* WHAT THE EXERCISE ASKS
Which lines in the data contain the word "display"? Please copy each of them.

- Opening Delimiter -

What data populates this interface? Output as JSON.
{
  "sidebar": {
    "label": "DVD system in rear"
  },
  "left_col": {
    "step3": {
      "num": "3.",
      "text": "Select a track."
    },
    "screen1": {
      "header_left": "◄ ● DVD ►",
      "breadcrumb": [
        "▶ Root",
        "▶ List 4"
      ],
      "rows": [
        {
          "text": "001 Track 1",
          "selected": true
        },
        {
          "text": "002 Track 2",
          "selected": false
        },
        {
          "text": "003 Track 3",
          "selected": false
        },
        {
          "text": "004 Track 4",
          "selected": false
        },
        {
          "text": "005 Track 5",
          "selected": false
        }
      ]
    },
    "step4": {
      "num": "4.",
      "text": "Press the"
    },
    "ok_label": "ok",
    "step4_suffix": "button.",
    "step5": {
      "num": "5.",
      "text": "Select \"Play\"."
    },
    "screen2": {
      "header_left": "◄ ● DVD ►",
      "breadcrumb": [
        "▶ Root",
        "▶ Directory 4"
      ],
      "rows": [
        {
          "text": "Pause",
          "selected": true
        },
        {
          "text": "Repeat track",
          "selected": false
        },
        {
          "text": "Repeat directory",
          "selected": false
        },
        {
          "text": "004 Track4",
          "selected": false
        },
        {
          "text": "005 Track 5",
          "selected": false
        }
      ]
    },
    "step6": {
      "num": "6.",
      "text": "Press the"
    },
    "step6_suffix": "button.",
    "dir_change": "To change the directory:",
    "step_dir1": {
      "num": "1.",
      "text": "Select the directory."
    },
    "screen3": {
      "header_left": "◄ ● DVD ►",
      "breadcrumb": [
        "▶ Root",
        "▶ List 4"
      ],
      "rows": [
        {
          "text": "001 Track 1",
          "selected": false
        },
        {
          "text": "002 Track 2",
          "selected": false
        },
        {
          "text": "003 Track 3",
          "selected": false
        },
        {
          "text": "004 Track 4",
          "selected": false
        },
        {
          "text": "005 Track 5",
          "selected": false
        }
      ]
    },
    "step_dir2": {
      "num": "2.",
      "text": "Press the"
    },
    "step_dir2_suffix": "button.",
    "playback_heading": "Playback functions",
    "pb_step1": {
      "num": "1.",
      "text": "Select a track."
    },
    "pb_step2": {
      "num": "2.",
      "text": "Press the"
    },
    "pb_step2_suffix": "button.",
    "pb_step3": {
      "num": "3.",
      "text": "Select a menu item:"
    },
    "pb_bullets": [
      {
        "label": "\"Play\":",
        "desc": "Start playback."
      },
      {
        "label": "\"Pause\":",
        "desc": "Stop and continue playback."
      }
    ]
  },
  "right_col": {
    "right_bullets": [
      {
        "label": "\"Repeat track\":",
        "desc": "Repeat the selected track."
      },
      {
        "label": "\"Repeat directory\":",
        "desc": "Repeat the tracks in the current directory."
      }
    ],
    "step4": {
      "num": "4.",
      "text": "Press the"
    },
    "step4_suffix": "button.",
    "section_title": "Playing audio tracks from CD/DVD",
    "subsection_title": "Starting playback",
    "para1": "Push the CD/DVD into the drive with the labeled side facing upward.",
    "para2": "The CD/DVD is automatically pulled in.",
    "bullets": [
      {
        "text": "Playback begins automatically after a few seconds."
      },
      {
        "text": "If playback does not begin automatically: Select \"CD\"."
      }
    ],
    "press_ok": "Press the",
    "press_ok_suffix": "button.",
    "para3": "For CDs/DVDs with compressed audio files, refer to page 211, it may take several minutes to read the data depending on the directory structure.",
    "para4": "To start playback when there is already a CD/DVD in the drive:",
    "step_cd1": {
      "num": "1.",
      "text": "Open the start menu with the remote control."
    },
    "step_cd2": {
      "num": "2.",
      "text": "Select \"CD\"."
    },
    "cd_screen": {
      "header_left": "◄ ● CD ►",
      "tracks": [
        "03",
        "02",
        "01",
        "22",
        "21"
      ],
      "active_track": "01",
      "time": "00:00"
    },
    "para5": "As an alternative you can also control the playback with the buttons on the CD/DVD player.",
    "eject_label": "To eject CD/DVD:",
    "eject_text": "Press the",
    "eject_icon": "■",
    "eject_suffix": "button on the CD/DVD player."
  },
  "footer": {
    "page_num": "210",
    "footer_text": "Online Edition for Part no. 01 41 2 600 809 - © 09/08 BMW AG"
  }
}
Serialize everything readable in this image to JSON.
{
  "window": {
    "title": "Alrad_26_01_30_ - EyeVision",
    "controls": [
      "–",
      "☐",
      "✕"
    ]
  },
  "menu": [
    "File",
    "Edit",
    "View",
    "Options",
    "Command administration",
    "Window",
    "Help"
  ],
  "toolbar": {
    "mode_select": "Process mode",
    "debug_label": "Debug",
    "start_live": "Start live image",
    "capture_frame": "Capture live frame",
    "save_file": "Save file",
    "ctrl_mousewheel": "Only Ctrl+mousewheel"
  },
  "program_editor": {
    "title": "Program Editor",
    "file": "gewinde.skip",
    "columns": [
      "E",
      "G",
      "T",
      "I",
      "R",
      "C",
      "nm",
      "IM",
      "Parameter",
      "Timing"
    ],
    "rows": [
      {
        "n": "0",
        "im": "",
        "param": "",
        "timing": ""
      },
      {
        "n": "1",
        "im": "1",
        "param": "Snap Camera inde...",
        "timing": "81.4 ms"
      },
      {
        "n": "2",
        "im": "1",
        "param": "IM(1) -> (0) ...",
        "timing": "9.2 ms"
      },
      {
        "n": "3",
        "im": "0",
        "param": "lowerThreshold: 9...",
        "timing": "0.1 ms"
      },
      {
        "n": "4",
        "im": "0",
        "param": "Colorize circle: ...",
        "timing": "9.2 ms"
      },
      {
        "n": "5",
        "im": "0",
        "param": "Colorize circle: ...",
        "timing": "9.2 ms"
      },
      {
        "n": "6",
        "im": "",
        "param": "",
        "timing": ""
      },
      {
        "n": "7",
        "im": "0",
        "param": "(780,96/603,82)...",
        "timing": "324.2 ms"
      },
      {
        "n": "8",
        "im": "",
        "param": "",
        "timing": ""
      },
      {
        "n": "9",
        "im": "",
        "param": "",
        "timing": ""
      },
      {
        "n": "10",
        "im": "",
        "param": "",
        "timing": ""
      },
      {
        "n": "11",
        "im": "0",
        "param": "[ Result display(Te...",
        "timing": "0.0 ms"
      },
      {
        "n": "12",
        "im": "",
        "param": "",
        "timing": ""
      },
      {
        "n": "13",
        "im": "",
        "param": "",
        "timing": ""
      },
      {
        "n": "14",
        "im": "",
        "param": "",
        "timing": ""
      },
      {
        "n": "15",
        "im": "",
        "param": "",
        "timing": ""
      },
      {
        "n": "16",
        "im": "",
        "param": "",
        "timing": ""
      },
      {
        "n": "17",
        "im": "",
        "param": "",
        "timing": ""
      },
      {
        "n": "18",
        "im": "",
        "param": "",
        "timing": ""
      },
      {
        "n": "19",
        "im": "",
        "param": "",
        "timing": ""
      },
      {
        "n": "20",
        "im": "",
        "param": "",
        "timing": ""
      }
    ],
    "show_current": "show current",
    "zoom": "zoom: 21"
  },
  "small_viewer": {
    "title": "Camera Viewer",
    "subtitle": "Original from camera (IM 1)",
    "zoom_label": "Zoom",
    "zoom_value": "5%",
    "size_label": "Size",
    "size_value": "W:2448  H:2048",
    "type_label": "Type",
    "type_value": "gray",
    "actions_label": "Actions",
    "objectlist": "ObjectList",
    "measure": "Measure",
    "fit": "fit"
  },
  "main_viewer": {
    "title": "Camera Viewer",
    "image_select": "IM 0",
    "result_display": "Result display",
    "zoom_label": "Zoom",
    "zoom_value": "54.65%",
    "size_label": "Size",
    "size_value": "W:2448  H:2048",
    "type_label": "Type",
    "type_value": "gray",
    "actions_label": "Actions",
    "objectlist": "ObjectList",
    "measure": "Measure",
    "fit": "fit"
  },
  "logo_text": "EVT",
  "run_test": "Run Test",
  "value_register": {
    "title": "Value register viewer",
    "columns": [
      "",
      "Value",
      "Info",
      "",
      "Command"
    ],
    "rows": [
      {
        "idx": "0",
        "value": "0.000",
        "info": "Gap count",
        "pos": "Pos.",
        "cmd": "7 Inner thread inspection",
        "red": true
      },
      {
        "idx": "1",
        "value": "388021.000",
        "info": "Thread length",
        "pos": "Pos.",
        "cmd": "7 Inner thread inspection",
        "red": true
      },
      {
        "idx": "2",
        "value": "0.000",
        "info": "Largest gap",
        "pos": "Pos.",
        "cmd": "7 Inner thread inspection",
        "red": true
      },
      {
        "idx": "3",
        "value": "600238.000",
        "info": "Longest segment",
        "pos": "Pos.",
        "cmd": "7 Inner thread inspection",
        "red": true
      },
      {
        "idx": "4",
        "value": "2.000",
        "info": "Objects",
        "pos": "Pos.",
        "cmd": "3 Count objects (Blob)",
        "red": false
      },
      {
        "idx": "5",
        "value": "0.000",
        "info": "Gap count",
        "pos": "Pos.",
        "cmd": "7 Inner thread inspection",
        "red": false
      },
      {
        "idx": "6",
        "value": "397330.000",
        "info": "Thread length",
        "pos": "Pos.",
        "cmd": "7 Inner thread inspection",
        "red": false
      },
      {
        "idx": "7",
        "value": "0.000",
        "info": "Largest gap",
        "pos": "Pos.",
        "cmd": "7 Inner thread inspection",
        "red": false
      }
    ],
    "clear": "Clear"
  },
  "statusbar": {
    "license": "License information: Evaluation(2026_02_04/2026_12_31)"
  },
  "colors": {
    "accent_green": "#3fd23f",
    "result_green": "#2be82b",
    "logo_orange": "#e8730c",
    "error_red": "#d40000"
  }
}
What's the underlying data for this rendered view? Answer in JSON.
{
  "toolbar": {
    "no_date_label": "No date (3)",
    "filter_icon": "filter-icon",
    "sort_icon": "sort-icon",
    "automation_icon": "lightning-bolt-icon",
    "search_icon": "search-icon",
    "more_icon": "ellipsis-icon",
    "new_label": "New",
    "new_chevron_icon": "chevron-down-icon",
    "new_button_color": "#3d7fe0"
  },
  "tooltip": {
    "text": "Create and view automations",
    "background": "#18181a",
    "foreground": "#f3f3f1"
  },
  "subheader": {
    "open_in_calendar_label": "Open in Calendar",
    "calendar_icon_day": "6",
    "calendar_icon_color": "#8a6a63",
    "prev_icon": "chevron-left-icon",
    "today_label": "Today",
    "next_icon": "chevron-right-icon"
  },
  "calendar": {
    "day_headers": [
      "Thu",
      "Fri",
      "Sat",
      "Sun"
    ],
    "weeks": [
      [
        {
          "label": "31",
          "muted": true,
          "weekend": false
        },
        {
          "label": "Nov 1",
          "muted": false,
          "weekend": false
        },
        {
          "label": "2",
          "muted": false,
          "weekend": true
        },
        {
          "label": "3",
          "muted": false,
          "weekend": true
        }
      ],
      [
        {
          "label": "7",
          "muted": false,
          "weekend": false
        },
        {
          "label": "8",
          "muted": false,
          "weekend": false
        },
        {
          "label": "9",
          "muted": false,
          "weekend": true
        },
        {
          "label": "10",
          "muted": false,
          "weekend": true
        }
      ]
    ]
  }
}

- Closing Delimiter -

* EXPECTED OUTPUT
        "param": "[ Result display(Te...",
    "result_display": "Result display",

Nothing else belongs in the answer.